Well, fast forward to today, they made it. All three of them. They are war weary, and by the parenting book standards, they are mal nourished, under “exposed” to the arts, scarred from sports injuries and probably lack an overall understanding of how government really works. They really should’ve run for student government, that would’ve taken care of everything. But, I tried. I really did. So far, the ones who have left the nest seem to be figuring out adulthood okay. I hope that not trying out for the bowling team hasn’t left them emotionally unable to handle pressure. Life is going to throw some curve balls at them, good thing we played ball for a while. And, man, people are going to have some crazy philosophies to share, guess we can get out the old under used football helmet and cover those ears and brain to protect them from being infiltrated with untruths. And tennis will be such a blessing when they are having conversations and they can imagine it is like volleying a ball back and forth. Keep the conversation going, don’t miss the ball. We’ve done our part, now it’s time for them to do theirs.

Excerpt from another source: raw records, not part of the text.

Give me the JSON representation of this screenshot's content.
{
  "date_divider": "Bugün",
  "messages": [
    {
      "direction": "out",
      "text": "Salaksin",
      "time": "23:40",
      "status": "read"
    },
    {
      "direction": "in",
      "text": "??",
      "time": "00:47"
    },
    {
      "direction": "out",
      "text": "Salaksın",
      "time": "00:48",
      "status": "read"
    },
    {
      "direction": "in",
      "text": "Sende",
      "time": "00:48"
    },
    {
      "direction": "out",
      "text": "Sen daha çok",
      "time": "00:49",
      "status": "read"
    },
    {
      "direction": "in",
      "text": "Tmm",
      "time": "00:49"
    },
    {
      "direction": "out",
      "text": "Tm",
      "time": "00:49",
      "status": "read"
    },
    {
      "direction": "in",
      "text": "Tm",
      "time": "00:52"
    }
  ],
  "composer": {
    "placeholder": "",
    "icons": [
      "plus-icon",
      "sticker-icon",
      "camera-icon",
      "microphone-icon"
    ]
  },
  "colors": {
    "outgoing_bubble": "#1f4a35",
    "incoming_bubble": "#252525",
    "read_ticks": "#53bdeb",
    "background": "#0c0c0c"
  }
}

I have to say, of all the parenting we did, good and bad, the greatest thing we ever did was offer them Jesus. Honestly, there isn’t anything more valuable than that. We’ve spent countless hours praying for them, and teaching them right from wrong as well as over parenting them by trying to offer them every opportunity available. I am sorry to those of you who dated one of my children and had to go through a back ground check. I now realize that was a bit over the top. It seemed like a good idea at the time, I’m sure I read it in a parenting book somewhere. We just wanted to be good parents, and over all, we probably were okay. They were loved, fed and prayed for, what else could you possibly want?
One day maybe I’ll write a book on parenting. It won’t take long, a quick read. It will say, “I don’t have any advice, just feed them, water them, and pray a lot! Oh, and do find a good church with a few good praying friends that love your kids too.” No four hundred pages of suggestions on how to raise great kids, just a sympathetic ear and words of encouragement. Lots of encouragement and prayer. Although, I have to confess, I did learn a lot over the years, I would actually be a better parent now that I’m older and wiser. I would laugh more and stress less. Oh well, I don’t have the energy to do it all again. l’m not trying to say you should knock good advice, but keep it all in perspective. Don’t feel like you have to do everything that is in the books, trust your gut. They’ll grow up to be good people by watching your example more than anything else.
I am now on the brink of the next season of life and I am looking forward to spoiling some grandchildren. Although, not any time soon I hope! I’ll take them to soccer practice, cheer them on at baseball and if I’m lucky, be invited into their lives. I’m sure they won’t mind if I ride along on their dates, I’m a ton of fun and I’ll know lots of stories about their parents. Ha! Then I’ll be a #proudgrandma